The County council dug into the details of several major bills during a nine-hour work session on Monday.
Beginning with the adequate public facilities ordinance bill and then moving onto the mulching and Columbia public financing bills, the council questioned and debated the legislative details with a number of county leaders, including Howard County General Hospital President Steven Snelgrove, Board of Education members, Department of Planning and Zoning Director Valdis Lazdins, representatives from the county executive’s office and representatives from Columbia’s master developer, Howard Hughes Corp.
The council spent more than three hours delving into the contentious adequate public facilities ordinance, or APFO, update. The bill, which was first introduced in 1992, is meant to make sure county infrastructure keeps pace with a rising population, often as a result of development.
Discussion of the APFO focused on how the update would affect schools in the county, and how the county determines if an area in its jurisdiction can handle the addition of newly built housing, which is completed using a “school capacity test.”
Currently, an area in the county is closed to development once schools have reached 115 percent capacity; high schools are not included as part of the test. As of 2016, seven elementary schools, two middle schools and three high schools are over 110 percent capacity, according to county data.

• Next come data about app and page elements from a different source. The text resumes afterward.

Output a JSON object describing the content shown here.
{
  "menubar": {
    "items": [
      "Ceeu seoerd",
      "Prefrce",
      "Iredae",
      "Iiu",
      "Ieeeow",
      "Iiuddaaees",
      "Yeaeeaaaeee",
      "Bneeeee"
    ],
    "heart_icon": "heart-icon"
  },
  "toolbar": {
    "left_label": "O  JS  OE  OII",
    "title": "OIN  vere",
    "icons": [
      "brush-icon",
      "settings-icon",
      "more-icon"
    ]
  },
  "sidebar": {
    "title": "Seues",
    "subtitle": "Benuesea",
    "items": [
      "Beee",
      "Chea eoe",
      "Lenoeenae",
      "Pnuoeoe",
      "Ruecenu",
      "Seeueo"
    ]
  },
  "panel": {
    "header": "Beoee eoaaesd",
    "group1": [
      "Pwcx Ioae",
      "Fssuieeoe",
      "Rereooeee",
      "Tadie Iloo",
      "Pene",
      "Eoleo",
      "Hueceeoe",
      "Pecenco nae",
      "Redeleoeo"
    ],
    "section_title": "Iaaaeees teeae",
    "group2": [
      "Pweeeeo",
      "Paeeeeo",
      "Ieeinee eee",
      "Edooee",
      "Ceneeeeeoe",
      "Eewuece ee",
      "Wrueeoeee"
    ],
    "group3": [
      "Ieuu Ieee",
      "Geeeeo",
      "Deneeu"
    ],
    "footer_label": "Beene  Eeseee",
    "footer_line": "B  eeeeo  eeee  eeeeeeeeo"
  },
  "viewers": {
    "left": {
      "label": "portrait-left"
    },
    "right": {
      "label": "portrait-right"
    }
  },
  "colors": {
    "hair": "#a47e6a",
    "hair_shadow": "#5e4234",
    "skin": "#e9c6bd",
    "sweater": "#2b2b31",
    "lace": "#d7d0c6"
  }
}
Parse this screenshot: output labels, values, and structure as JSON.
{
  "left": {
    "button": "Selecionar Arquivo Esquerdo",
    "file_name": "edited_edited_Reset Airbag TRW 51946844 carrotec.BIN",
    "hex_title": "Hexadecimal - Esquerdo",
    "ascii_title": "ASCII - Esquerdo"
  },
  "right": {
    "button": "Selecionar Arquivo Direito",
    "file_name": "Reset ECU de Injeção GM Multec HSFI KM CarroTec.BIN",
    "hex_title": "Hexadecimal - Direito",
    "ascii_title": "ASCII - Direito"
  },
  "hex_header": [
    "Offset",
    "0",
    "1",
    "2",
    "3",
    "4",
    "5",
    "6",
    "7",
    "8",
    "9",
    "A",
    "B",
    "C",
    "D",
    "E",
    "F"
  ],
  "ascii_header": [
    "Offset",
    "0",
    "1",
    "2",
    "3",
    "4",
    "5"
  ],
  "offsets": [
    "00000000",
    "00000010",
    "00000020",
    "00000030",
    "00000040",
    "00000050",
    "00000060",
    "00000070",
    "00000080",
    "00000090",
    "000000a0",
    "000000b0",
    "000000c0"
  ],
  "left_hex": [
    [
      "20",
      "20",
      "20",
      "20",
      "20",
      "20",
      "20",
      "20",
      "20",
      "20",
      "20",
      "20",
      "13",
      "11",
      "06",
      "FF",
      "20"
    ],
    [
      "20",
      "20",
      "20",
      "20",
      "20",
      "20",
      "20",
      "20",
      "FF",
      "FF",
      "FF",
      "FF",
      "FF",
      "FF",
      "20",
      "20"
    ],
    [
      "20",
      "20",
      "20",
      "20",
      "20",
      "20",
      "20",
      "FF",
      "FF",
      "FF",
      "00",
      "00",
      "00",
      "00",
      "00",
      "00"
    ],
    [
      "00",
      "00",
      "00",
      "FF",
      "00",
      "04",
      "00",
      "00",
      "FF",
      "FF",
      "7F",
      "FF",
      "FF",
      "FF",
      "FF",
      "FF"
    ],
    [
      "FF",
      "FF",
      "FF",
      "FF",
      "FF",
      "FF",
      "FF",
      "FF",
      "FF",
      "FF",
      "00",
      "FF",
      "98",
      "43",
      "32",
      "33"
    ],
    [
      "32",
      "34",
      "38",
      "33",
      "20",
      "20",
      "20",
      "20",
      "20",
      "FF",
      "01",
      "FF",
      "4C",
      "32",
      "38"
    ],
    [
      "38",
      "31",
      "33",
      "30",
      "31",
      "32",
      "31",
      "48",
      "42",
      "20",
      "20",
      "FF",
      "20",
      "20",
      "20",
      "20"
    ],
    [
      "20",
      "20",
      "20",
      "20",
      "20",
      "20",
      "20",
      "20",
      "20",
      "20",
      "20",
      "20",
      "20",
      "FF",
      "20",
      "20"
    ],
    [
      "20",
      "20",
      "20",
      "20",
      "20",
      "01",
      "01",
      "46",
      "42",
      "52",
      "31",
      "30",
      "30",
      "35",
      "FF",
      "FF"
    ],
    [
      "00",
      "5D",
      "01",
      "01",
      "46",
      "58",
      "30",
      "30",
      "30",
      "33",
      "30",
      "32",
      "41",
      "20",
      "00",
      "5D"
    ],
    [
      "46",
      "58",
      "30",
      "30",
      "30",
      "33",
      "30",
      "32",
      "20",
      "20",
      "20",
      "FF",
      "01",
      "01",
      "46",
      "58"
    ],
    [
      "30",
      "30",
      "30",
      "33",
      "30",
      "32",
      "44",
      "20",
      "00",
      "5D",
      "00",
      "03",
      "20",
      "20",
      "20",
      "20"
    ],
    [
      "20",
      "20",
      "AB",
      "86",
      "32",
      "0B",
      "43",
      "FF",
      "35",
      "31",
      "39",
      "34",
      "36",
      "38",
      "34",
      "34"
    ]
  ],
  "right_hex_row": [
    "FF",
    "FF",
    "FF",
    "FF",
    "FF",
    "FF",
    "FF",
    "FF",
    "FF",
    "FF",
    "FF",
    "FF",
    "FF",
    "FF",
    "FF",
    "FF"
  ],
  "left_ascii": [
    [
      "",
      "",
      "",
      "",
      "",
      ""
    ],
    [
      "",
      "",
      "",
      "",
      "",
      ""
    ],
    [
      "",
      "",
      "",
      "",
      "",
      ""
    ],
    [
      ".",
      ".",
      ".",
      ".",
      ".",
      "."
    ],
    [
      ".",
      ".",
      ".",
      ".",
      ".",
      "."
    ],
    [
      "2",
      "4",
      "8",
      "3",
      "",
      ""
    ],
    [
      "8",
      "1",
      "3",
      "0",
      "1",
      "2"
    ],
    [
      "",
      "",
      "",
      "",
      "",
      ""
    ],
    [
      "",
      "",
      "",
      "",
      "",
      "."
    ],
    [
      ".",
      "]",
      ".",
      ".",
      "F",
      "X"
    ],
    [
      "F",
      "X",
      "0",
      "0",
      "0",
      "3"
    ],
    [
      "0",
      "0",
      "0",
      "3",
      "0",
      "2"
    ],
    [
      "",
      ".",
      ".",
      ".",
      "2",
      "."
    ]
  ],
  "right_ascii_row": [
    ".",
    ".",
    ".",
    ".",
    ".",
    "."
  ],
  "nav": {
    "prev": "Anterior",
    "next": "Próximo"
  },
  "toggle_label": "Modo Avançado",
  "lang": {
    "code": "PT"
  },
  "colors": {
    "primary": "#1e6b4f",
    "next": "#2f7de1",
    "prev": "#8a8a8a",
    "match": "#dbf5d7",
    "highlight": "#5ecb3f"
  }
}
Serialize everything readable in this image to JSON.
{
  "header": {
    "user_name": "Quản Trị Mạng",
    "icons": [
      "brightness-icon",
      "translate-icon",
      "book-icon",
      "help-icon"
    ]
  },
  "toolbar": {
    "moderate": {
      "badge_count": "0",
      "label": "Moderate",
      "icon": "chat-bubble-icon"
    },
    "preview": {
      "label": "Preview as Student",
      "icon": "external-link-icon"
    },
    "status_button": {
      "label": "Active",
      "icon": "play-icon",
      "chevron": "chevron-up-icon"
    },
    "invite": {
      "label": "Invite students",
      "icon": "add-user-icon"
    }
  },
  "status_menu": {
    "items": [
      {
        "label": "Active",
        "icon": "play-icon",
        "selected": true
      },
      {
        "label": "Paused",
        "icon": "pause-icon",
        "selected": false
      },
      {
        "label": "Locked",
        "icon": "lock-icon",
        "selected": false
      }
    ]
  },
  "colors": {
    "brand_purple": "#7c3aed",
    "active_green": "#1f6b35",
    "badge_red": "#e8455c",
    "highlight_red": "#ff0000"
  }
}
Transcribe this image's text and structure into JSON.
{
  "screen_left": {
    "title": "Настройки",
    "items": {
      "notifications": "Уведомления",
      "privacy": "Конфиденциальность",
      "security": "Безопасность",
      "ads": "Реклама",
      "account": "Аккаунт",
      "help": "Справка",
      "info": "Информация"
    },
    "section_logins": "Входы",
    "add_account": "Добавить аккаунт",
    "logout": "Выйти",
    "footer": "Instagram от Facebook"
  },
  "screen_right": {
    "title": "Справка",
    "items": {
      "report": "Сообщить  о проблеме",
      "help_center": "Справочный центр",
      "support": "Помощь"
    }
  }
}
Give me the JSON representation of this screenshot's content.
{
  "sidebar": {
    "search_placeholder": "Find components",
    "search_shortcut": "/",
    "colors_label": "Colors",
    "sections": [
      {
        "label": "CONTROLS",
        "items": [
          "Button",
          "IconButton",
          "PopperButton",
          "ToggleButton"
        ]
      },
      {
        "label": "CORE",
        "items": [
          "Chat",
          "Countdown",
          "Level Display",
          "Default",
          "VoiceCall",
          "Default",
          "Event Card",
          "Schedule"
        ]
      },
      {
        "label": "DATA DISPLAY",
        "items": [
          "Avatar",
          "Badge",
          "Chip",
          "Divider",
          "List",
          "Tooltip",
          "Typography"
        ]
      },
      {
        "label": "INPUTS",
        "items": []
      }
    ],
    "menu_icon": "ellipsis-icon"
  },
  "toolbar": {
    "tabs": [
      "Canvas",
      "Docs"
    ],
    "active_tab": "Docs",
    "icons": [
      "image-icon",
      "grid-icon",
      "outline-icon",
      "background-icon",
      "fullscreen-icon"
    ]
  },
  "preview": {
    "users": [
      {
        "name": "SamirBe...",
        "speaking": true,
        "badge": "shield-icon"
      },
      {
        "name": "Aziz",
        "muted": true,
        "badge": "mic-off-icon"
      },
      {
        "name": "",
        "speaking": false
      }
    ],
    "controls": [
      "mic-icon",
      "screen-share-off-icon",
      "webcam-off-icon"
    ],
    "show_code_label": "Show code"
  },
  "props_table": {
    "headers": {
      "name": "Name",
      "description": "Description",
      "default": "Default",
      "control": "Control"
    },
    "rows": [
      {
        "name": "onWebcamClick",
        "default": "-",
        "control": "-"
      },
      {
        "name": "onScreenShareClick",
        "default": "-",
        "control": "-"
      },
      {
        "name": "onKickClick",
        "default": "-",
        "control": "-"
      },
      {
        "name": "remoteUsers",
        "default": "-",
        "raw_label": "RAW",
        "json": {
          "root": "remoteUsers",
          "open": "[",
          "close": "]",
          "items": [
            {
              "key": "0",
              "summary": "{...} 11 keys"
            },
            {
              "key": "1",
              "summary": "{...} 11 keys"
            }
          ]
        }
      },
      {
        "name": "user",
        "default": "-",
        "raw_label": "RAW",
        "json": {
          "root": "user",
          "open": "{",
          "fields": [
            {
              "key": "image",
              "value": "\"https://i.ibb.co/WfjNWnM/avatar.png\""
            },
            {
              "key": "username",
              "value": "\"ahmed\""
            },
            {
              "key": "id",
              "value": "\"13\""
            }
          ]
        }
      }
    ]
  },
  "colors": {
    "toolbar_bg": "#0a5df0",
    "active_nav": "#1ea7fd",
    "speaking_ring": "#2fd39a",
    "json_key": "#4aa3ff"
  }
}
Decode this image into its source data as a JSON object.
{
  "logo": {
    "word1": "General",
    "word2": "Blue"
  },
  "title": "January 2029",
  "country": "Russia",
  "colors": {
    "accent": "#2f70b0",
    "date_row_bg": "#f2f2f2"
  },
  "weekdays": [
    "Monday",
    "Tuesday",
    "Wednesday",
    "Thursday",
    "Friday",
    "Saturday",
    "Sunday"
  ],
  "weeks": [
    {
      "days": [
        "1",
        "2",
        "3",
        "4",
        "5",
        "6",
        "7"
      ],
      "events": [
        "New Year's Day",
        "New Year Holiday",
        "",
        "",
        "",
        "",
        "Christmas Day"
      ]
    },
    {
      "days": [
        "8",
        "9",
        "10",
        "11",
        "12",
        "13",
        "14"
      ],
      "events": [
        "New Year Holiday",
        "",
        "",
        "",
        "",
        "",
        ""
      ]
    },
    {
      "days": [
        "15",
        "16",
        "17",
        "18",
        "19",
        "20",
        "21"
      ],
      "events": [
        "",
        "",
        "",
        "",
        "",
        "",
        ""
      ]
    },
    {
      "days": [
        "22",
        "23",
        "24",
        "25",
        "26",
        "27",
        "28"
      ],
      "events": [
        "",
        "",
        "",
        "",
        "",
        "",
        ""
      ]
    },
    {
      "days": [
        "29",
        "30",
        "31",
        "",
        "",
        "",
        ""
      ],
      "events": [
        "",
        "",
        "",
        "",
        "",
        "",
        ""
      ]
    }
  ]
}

Council members debated at length with board of education members over when the county should become aware that a school is reaching a “danger zone” of overpopulation, and when process for the construction of a new school should begin.
Board of Education Chairwoman Cindy Vaillancourt said that while the school board can determine when a new school is needed, it does not control its funds to construct new buildings, which is included in the annual budget written by the county executive, voted on by the council and approved by the executive.
Vaillancourt said that in recent years, the board has not had enough funding to properly maintain all of the existing schools in the county, let alone to build multiple new schools.
The council also debated the “chicken and egg” problem, as council Chairman Jon Weinstein put it, that the policy it sets through APFO could be undermined by the upcoming redistricting by the board of education. However, the board also will not be able to know the effect of the updated APFO on school populations before it must vote on redistricting in November.
Outside of education, APFO discussion also included a presentation from Snelgrove about the struggles the hospital faces in the coming years as its facilities work to keep up with a growing and aging population that requires more resources.
Snelgrove said the hospital is in need of support from the county to meet its increasing demands, due in part, he said, because the county’s population is aging at double the rate of the rest of the state.
While Councilman Calvin Ball suggested the potential to include the hospital in a capacity-like test similar to that of the schools, Howard County Solicitor Gary Kuc noted the difficulty in doing so given that the hospital is a privately owned entity and therefore not subject to APFO tests in the way that public facilities are.
The council next moved to the also controversial mulching legislation, which would allow some industrial mulching on agricultural land. Lazdins of the planning and zoning department and the department’s deputy director, Amy Gowan, presented several proposed amendments to the bill, including new definitions for a natural wood waste facility and renaming “tree farms” listed in the bill as “horticultural nurseries.”
Gowan said the change in terminology to horticultural nurseries was a result of public testimony from farmers in the area who said that disposal and composting applies to other types of plants and shrubs more so than simply trees.
Another amendment included clarifying that compost and natural wood waste recycling facilities may compost for non-commercial use as long as the facilities do not request a state permit. The use area for a natural wood waste facility is also proposed to be cut in half from two to one acre.
Gowan also introduced an amendment to increase the setbacks for composting facilities to 300 feet from the property line of a residential lot, an increase from 200 feet.
The night ended with debate over the proposed repeal of bill allowing a tax increment funding public financing deal in Columbia. Council members Jen Terrasa and Ball introduced the repeal bill last month after learning the proposed $51 million public parking garage would no longer be funded by the TIF, but instead paid for and operated by Columbia’s master developer, Howard Hughes Corp.
Council members, in particular Terrasa, questioned Howard Hughes officials over exactly how the planned parking garage would remain open to the public.
Howard Hughes Senior Vice President John DeWolf said at least 25 percent of the spaces in the garage, approximately 500, would remain open to the public at all times. While the garage would primarily service the nearby planned business center, it would also serve people visiting downtown Columbia, particularly in the evenings.
Carl DeLorenzo, the administration’s director of policy and programs, reiterated Kittleman’s stance that the new agreement between Howard Hughes and the county presented a better deal to taxpayers, as they would still get the benefits of the garage, but the money slated for the garage could now be put toward accelerated road improvements in the area.
After the hours of discussion and debate, the council ended the night with indecision, opting to schedule another work session for Oct. 2 following that night’s legislative session.